In manual shifting mode you are able to keep the vehicle closer to its peak torque than in automatic mode, yet it’s still very capable in auto.
With such great suspension, six-pot Wilwood brakes and excellent road holding, it would be very easy for average drivers to become over confident. Luckily for them, the FG range has just been awarded a five-star safety certificate, the first ever Australian-assembled model to receive one. So if things go wrong, you’re in the best vehicle possible. Thanks to impressive dynamic stability control (DSC) and emergency brake assist, the chances of this are greatly reduced. Even if you switch DSC off, there is a big brother watching over you just in case it senses you are in trouble. More experienced or aggressive drivers tend to love the vehicle’s stability control tuning, which lets the tail end slide for a moment before stopping all the fun.

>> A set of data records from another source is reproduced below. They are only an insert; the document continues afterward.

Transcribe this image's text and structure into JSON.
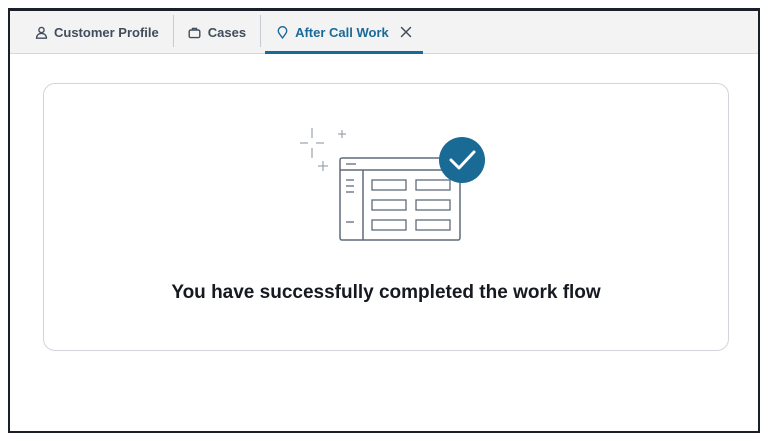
{
  "tabs": [
    {
      "id": "customer-profile",
      "label": "Customer Profile",
      "icon": "user-icon",
      "active": false
    },
    {
      "id": "cases",
      "label": "Cases",
      "icon": "briefcase-icon",
      "active": false
    },
    {
      "id": "after-call-work",
      "label": "After Call Work",
      "icon": "map-pin-icon",
      "active": true,
      "closable": true
    }
  ],
  "main": {
    "message": "You have successfully completed the work flow",
    "illustration_icon": "completed-table-check-icon"
  },
  "colors": {
    "accent": "#1a6a96",
    "tab_text": "#414d5c",
    "tabbar_bg": "#f3f3f3",
    "card_border": "#d1d5db"
  }
}
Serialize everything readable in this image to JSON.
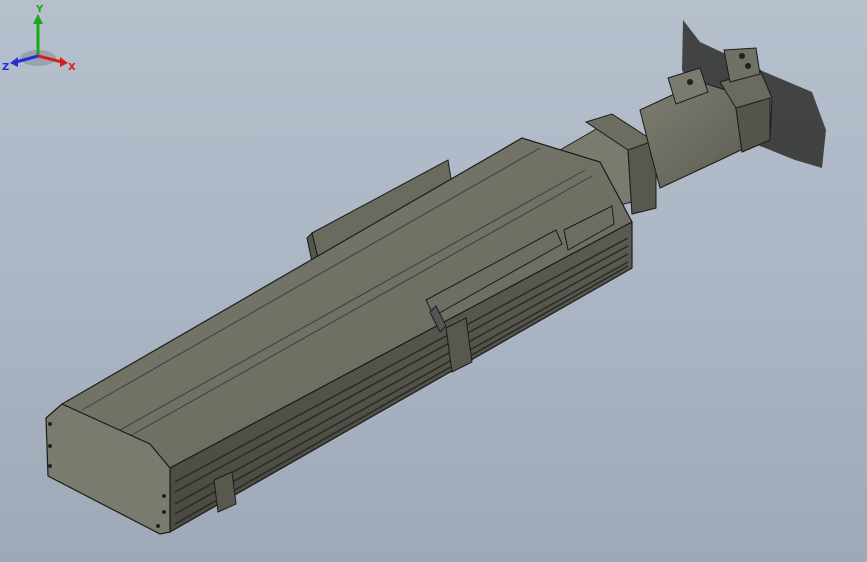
{
  "view": {
    "background_top": "#b6c0cd",
    "background_bottom": "#9ea9b8",
    "model_color": "#6f6f63",
    "edge_color": "#1c1c1a"
  },
  "triad": {
    "x_label": "X",
    "y_label": "Y",
    "z_label": "Z",
    "x_color": "#d22020",
    "y_color": "#1aa81a",
    "z_color": "#2030d8"
  }
}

With 245/35ZR19 Dunlop Sport Maxx tyres all round, traction is fantastic in wet and dry conditions, although the trade-off for this is a small amount of road noise. With the new body structure of the FG, wind noise is reduced significantly; combine this with the quiet engine and exhaust, and you have a very comfortable and capable family tourer.

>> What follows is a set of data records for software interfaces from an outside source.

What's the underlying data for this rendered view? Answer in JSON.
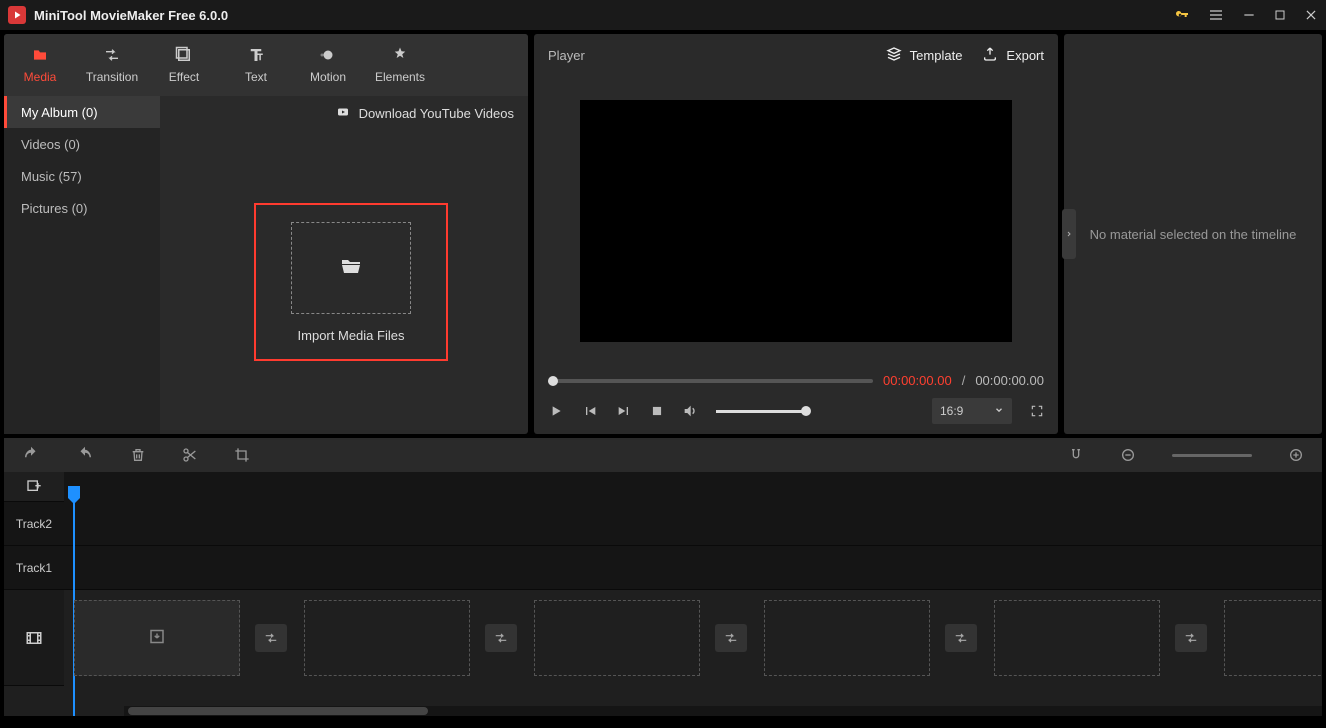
{
  "app": {
    "title": "MiniTool MovieMaker Free 6.0.0"
  },
  "tabs": {
    "media": "Media",
    "transition": "Transition",
    "effect": "Effect",
    "text": "Text",
    "motion": "Motion",
    "elements": "Elements"
  },
  "sidebar": {
    "my_album": "My Album (0)",
    "videos": "Videos (0)",
    "music": "Music (57)",
    "pictures": "Pictures (0)"
  },
  "media": {
    "download_yt": "Download YouTube Videos",
    "import_label": "Import Media Files"
  },
  "player": {
    "title": "Player",
    "template": "Template",
    "export": "Export",
    "time_current": "00:00:00.00",
    "time_sep": "/",
    "time_total": "00:00:00.00",
    "aspect": "16:9"
  },
  "right": {
    "empty_msg": "No material selected on the timeline"
  },
  "timeline": {
    "track2": "Track2",
    "track1": "Track1"
  }
}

Visually the GT-P stands out from a seemingly endless sea of plain vehicles thanks to its graphics package and aggressive FPV body kit, although the opposing GTS Holden still appears more in your face.
With its dark headlight accents and complete lack of Ford badging, it’s easy to see the GT-P isn’t your average Falcon family sedan. My complaint about the GT-P’s ute equivalent (the Super Pursuit tested in issue 39) was that the rear track was too narrow for the FG’s wide body. I’m glad to say that’s not the case on the sedan, and the wheels do fill up the entire width of the guards. With the FG’s virtual pivot suspension it’s yet to be seen whether larger wheels can be fitted without clearance issues. But if that is the only downside of the fantastic handling setup, it’s a small price to pay.

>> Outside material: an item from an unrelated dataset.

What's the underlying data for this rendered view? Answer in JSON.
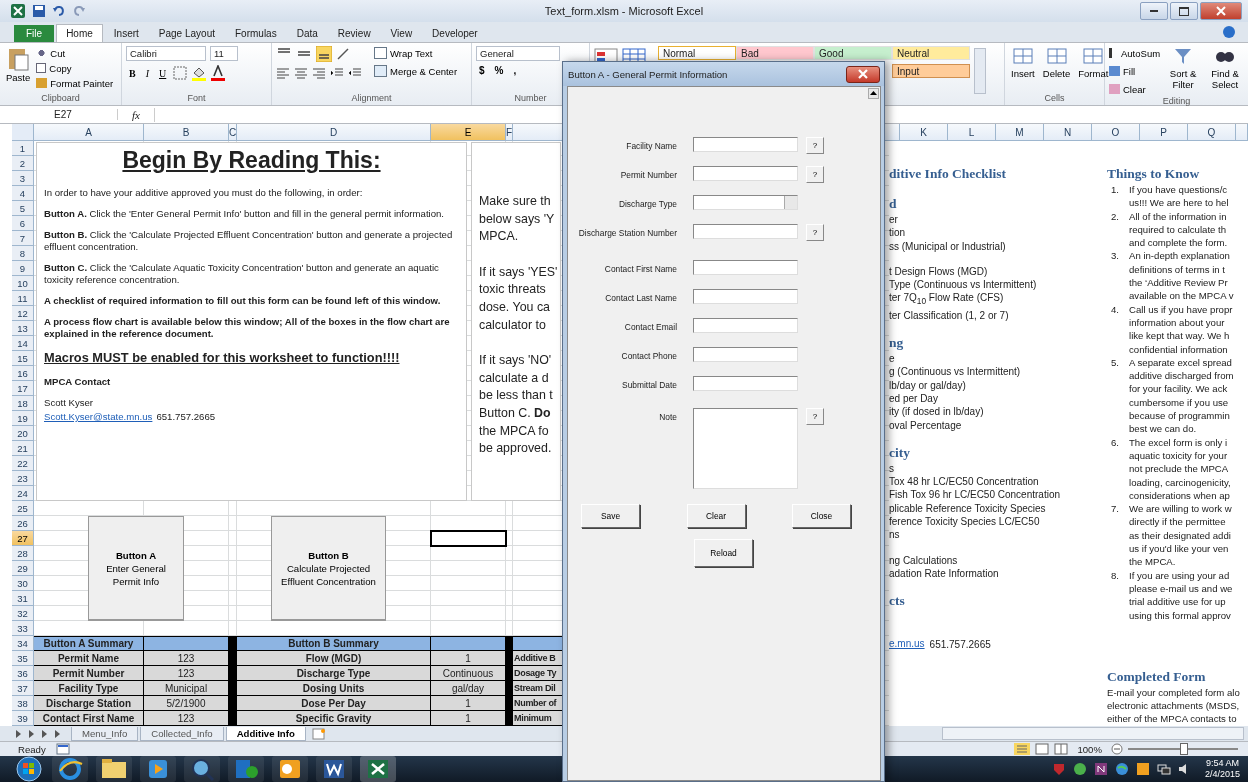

Fuel consumption from the 5.4-litre Boss motor didn’t seem too bad, especially when considering the level of performance at the disposal of the driver’s right foot. Both the GT and GT-P in automatic guise are listed as having fuel economy figures of 14l/100km, which is a decrease in fuel consumption of 4.8 per cent over the previous model. After driving the GT-P for a week, I think dropping below the stated figures would be easily achievable.Inside, the GT-P is fantastic, the new HMI (‘Human Machine Interface’) is simple and intuitive to use, yet has more features than most other vehicles. The seats are supportive without being overbearing or awkward to enter or exit as many bucket-type seats can be. But with a price tag of $78,990 I would have thought the passenger seat would feature the same electronically adjustable controls as the driver’s side. Perhaps Ford decided electronically adjustable pedals (automatic only) were a more important fitment. As a total package the GT-P is very hard to beat, with great power and great handling yet enough comfort to please the whole family. Mix this with the five-star safety rating and six-pot Brembo brakes, and you have the best performance sedan package this side of a $226,000 M5 BMW.
Story: Todd Wylie Photos: Adam Croy